Another alternative to hydroboration is epoxidation followed by selective reduction of the more substituted end of the epoxide. Juan M. Cuerva and J. Enrique Oltra of Universidad de Granada and Diego J. CŠrdenas of the Universidad Autůnoma de Madrid have found (Angew. Chem. Int. Ed. 2006, 45, 5522. ) that the Cp2Ti reagent prepared by stirring Cp2TiCl2 with Mn dust in THF works well, and that water is a particularly effective additive. Note that both diastereomers of the epoxide 5 are converted to the same axial (equatorial H delivery) product 6.

Phosphonium salts, used to prepare alkenes, are commonly prepared by displacement of the corresponding halide. Masahiko Yamaguchi of Tohoku University has shown (J. Am. Chem. Soc. 2006, 128, 50. ) that phosphonium salts can also be prepared from alkenes (78). Both internal alkenes and terminal alkenes are converted into the terminal phosphonium salt.

Alkenes can also be homologated catalytically. Jonathan A. Ellman and Robert G. Bergman of the University of California at Berkeley have found (J. Org. Chem. 2006, 71, 1969. ) that Rh catalyzes the addition of NH-3,4-dihydroquinazoline 9 to terminal alkenes such as 1. The product 10 is valuable in itself, and it can also be hydrolyzed to the carboxylic acid, for a net one-carbon homologation.

Timothy F. Jamison of MIT has developed (J. Am. Chem. Soc. 2006, 128, 5362. ) Ni catalysts for the specific ene reaction of monosubstituted alkenes. Thus, with the Ni catalyst, the diene 11 reacts with benzaldehyde 12 to give 14. With a conventional Lewis acid catalyst, 11 is converted to 13. Both aromatic and t-alkyl aldehydes work well in the Ni reaction.

It has been known for some time that alkenes can be homologated via the corresponding organoboranes, but such procedures are in fact little used. Philippe Renaud of the Universitšt Bern has put forward (Angew. Chem. Int. Ed. 2006, 45, 5847. ) a simple protocol that makes it easier to carry out such alkene homologations. Dimethylacetamide-catalyzed hydroboration of 15 with catecholborane gave the initial borane 16, which was not isolated, but was carried on directly to 17 - 20.
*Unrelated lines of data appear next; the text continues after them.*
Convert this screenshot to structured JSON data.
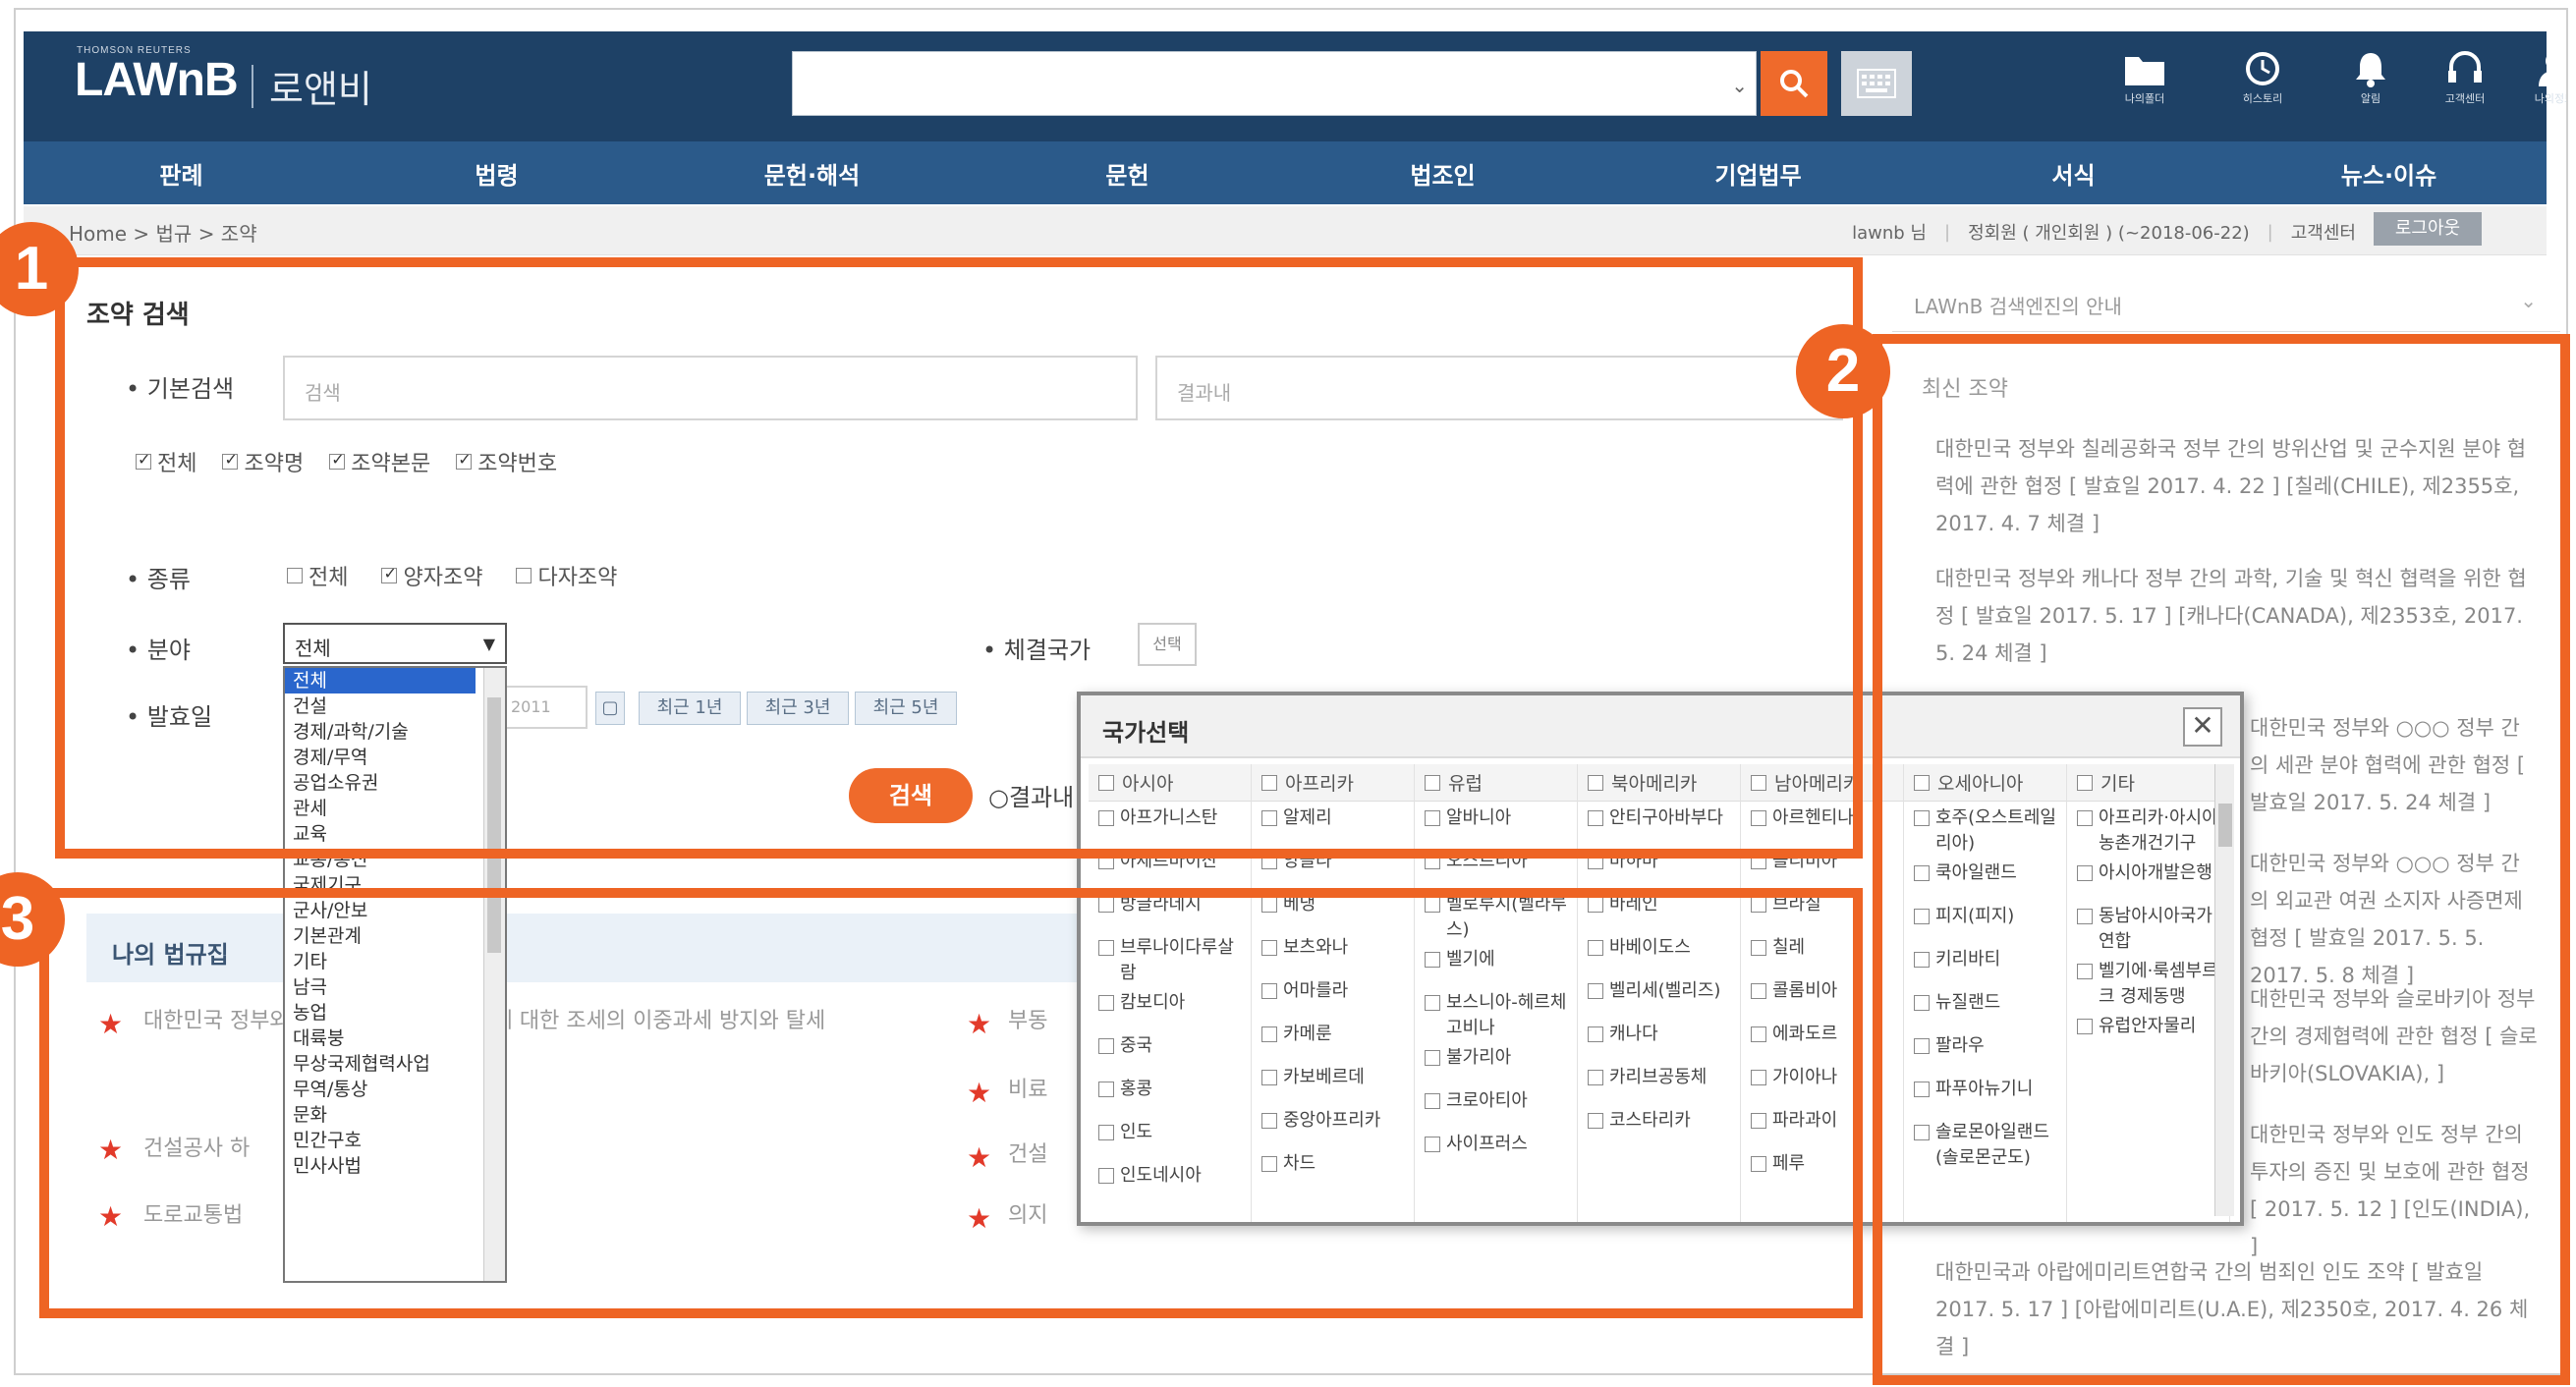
{
  "header": {
    "logo_small": "THOMSON REUTERS",
    "logo": "LAWnB",
    "logo_kr": "로앤비",
    "icons": [
      {
        "name": "folder-icon",
        "label": "나의폴더"
      },
      {
        "name": "history-icon",
        "label": "히스토리"
      },
      {
        "name": "bell-icon",
        "label": "알림"
      },
      {
        "name": "headset-icon",
        "label": "고객센터"
      },
      {
        "name": "user-icon",
        "label": "나의정보"
      }
    ]
  },
  "nav": [
    "판례",
    "법령",
    "문헌·해석",
    "문헌",
    "법조인",
    "기업법무",
    "서식",
    "뉴스·이슈"
  ],
  "breadcrumb": "Home > 법규 > 조약",
  "util": {
    "user": "lawnb 님",
    "member": "정회원 ( 개인회원 ) (~2018-06-22)",
    "center": "고객센터",
    "logout": "로그아웃"
  },
  "search_panel": {
    "title": "조약 검색",
    "basic_label": "• 기본검색",
    "basic_placeholder": "검색",
    "result_placeholder": "결과내",
    "scope_options": [
      {
        "label": "전체",
        "checked": true
      },
      {
        "label": "조약명",
        "checked": true
      },
      {
        "label": "조약본문",
        "checked": true
      },
      {
        "label": "조약번호",
        "checked": true
      }
    ],
    "type_label": "• 종류",
    "type_options": [
      {
        "label": "전체",
        "checked": false
      },
      {
        "label": "양자조약",
        "checked": true
      },
      {
        "label": "다자조약",
        "checked": false
      }
    ],
    "field_label": "• 분야",
    "field_value": "전체",
    "field_options": [
      "전체",
      "건설",
      "경제/과학/기술",
      "경제/무역",
      "공업소유권",
      "관세",
      "교육",
      "교통/통신",
      "국제기구",
      "군사/안보",
      "기본관계",
      "기타",
      "남극",
      "농업",
      "대륙붕",
      "무상국제협력사업",
      "무역/통상",
      "문화",
      "민간구호",
      "민사사법"
    ],
    "date_label": "• 발효일",
    "date_value": "2011",
    "date_buttons": [
      "최근 1년",
      "최근 3년",
      "최근 5년"
    ],
    "country_label": "• 체결국가",
    "country_button": "선택",
    "search_button": "검색",
    "in_result": "결과내 재검색"
  },
  "section3": {
    "title": "나의 법규집",
    "items": [
      {
        "text": "대한민국 정부와 ○○○ 정부 간의 소득에 대한 조세의 이중과세 방지와 탈세"
      },
      {
        "text": "건설공사 하"
      },
      {
        "text": "도로교통법"
      }
    ],
    "items_right": [
      {
        "text": "부동"
      },
      {
        "text": "비료"
      },
      {
        "text": "건설"
      },
      {
        "text": "의지"
      }
    ]
  },
  "right_panel": {
    "info_text": "LAWnB 검색엔진의 안내",
    "info_toggle": "⌄",
    "recent_title": "최신 조약",
    "items": [
      "대한민국 정부와 칠레공화국 정부 간의 방위산업 및 군수지원 분야 협력에 관한 협정 [ 발효일 2017. 4. 22 ] [칠레(CHILE), 제2355호, 2017. 4. 7 체결 ]",
      "대한민국 정부와 캐나다 정부 간의 과학, 기술 및 혁신 협력을 위한 협정 [ 발효일 2017. 5. 17 ] [캐나다(CANADA), 제2353호, 2017. 5. 24 체결 ]",
      "대한민국 정부와 ○○○ 정부 간의 세관 분야 협력에 관한 협정 [ 발효일 2017. 5. 24 체결 ]",
      "대한민국 정부와 ○○○ 정부 간의 외교관 여권 소지자 사증면제 협정 [ 발효일 2017. 5. 5. 2017. 5. 8 체결 ]",
      "대한민국 정부와 슬로바키아 정부 간의 경제협력에 관한 협정 [ 슬로바키아(SLOVAKIA), ]",
      "대한민국 정부와 인도 정부 간의 투자의 증진 및 보호에 관한 협정 [ 2017. 5. 12 ] [인도(INDIA), ]",
      "대한민국과 아랍에미리트연합국 간의 범죄인 인도 조약 [ 발효일 2017. 5. 17 ] [아랍에미리트(U.A.E), 제2350호, 2017. 4. 26 체결 ]"
    ]
  },
  "country_modal": {
    "title": "국가선택",
    "close": "✕",
    "columns": [
      {
        "head": "아시아",
        "items": [
          "아프가니스탄",
          "아제르바이잔",
          "방글라데시",
          "브루나이다루살람",
          "캄보디아",
          "중국",
          "홍콩",
          "인도",
          "인도네시아"
        ]
      },
      {
        "head": "아프리카",
        "items": [
          "알제리",
          "앙골라",
          "베냉",
          "보츠와나",
          "어마를라",
          "카메룬",
          "카보베르데",
          "중앙아프리카",
          "차드"
        ]
      },
      {
        "head": "유럽",
        "items": [
          "알바니아",
          "오스트리아",
          "벨로루시(벨라루스)",
          "벨기에",
          "보스니아-헤르체고비나",
          "불가리아",
          "크로아티아",
          "사이프러스"
        ]
      },
      {
        "head": "북아메리카",
        "items": [
          "안티구아바부다",
          "바하마",
          "바레인",
          "바베이도스",
          "벨리세(벨리즈)",
          "캐나다",
          "카리브공동체",
          "코스타리카"
        ]
      },
      {
        "head": "남아메리카",
        "items": [
          "아르헨티나",
          "볼리비아",
          "브라질",
          "칠레",
          "콜롬비아",
          "에콰도르",
          "가이아나",
          "파라과이",
          "페루"
        ]
      },
      {
        "head": "오세아니아",
        "items": [
          "호주(오스트레일리아)",
          "쿡아일랜드",
          "피지(피지)",
          "키리바티",
          "뉴질랜드",
          "팔라우",
          "파푸아뉴기니",
          "솔로몬아일랜드(솔로몬군도)"
        ]
      },
      {
        "head": "기타",
        "items": [
          "아프리카·아시아 농촌개건기구",
          "아시아개발은행",
          "동남아시아국가연합",
          "벨기에·룩셈부르크 경제동맹",
          "유럽안자물리"
        ]
      }
    ]
  },
  "annotations": [
    "1",
    "2",
    "3"
  ],
  "colors": {
    "accent": "#ee6424",
    "header": "#1e4166",
    "nav": "#2b5a8a"
  }
}
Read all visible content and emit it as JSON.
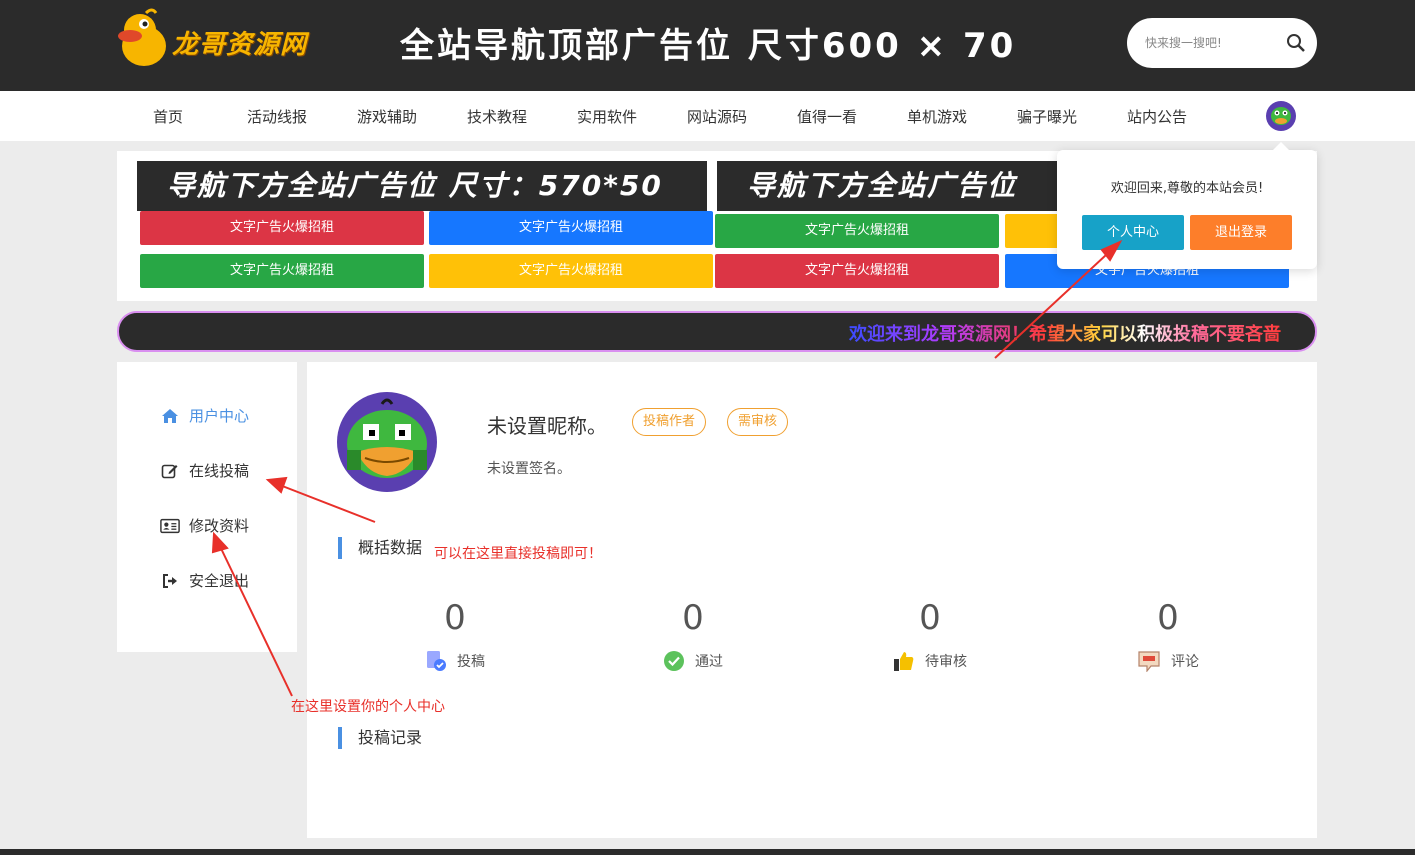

D. F. Taber, Org. Chem. Highlights 2007, March 12.